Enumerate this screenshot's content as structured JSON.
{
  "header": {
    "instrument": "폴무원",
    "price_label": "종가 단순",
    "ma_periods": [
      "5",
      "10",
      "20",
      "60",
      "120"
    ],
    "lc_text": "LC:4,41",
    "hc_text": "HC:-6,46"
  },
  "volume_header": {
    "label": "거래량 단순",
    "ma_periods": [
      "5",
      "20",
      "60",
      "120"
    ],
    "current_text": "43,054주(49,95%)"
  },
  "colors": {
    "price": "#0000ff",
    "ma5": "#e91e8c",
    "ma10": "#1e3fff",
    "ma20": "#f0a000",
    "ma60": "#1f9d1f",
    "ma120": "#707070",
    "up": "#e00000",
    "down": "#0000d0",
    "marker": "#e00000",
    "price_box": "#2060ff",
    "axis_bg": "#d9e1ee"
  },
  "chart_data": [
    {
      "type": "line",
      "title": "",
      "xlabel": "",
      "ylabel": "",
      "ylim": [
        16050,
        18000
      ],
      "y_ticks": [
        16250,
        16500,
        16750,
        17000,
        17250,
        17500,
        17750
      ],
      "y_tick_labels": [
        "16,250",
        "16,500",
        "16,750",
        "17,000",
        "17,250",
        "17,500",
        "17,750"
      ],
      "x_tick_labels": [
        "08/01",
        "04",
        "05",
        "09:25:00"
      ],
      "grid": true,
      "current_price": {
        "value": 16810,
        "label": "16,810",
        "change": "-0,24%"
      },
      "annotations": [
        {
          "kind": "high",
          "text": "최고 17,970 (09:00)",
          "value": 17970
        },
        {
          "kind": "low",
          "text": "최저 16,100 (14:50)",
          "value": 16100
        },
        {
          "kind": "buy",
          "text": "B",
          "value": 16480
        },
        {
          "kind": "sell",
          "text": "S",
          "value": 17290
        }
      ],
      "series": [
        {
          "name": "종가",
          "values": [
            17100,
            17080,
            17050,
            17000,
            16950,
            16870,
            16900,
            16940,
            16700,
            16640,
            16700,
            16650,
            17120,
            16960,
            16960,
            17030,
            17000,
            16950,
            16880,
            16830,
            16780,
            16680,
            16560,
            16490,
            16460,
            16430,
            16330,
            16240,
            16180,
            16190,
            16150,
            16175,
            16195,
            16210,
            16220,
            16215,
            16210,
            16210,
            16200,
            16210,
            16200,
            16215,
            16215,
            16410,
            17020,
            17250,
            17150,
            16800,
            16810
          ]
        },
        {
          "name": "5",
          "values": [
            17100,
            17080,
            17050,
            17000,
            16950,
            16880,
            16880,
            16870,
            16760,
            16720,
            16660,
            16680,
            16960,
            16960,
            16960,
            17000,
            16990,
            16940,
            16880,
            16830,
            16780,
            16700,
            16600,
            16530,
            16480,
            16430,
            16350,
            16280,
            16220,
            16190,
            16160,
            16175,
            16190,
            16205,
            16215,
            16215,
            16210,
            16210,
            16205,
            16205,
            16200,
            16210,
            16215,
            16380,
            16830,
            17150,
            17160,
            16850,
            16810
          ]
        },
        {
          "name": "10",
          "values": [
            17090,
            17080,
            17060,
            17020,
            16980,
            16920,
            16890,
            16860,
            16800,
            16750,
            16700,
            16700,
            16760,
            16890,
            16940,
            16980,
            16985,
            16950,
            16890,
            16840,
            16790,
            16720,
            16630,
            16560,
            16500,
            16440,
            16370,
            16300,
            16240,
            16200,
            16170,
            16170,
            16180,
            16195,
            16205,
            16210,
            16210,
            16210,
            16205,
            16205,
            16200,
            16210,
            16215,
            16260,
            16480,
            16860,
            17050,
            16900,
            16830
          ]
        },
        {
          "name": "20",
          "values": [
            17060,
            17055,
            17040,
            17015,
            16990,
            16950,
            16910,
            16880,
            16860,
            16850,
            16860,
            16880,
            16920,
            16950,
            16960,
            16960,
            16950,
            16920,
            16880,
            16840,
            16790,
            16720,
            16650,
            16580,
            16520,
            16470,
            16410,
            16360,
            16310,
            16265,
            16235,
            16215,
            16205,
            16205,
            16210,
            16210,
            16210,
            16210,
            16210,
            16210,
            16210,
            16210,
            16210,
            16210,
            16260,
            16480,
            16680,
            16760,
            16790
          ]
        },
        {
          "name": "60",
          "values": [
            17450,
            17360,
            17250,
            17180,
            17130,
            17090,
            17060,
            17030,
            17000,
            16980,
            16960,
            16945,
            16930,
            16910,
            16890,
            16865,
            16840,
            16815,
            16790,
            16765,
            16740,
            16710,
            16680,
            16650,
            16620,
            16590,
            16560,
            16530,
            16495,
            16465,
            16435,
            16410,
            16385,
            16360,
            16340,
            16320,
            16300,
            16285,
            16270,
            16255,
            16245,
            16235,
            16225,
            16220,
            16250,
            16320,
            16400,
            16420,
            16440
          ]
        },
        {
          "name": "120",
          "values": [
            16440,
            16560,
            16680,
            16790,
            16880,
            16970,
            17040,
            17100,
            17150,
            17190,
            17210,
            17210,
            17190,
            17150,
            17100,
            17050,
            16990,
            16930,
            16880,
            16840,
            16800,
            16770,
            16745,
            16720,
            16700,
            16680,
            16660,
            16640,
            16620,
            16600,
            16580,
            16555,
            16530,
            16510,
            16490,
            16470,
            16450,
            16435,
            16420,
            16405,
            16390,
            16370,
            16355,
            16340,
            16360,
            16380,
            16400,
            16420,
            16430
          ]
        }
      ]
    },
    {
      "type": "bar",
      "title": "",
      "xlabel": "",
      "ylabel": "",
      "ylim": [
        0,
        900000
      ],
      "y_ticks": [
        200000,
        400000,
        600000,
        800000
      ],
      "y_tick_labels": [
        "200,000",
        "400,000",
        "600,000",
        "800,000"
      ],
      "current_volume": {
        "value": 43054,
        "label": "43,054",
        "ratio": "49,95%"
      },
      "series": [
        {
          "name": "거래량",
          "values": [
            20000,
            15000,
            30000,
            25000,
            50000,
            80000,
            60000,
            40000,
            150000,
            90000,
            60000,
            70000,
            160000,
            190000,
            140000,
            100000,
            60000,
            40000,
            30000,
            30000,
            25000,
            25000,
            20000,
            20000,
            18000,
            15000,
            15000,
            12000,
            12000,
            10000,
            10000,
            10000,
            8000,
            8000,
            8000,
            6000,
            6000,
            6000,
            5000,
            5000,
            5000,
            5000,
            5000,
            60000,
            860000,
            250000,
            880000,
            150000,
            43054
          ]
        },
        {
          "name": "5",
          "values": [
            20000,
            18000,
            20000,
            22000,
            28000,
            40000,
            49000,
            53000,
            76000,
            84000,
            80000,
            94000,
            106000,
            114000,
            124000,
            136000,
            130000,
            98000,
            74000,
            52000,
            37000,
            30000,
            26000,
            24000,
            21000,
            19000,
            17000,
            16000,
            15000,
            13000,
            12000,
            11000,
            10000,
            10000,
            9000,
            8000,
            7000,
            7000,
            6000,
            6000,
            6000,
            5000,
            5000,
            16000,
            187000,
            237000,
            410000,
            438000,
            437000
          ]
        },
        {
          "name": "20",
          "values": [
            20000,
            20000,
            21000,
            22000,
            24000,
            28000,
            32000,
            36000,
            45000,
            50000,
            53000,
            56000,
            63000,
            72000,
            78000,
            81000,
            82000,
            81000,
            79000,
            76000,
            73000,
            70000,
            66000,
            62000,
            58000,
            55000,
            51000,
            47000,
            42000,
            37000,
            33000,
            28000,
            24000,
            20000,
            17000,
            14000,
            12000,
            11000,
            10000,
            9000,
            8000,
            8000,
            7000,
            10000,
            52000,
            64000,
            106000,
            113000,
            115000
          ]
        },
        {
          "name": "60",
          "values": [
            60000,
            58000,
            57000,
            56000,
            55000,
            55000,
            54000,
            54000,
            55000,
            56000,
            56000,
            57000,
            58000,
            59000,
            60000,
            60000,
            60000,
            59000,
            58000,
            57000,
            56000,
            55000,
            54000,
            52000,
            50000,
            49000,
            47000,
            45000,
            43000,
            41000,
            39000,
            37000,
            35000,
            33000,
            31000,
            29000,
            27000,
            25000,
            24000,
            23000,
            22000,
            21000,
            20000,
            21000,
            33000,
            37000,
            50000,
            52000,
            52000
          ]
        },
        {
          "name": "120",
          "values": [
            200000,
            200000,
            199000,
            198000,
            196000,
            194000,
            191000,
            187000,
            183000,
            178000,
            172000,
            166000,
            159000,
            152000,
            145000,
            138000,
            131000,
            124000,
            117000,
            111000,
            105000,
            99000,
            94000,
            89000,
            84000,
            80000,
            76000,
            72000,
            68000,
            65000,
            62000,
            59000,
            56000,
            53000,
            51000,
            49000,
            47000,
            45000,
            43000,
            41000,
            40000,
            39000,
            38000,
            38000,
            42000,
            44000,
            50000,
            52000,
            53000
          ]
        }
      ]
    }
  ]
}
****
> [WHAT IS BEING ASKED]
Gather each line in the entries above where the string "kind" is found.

> [ANSWER TO THIS EXERCISE]
          "kind": "high",
          "kind": "low",
          "kind": "buy",
          "kind": "sell",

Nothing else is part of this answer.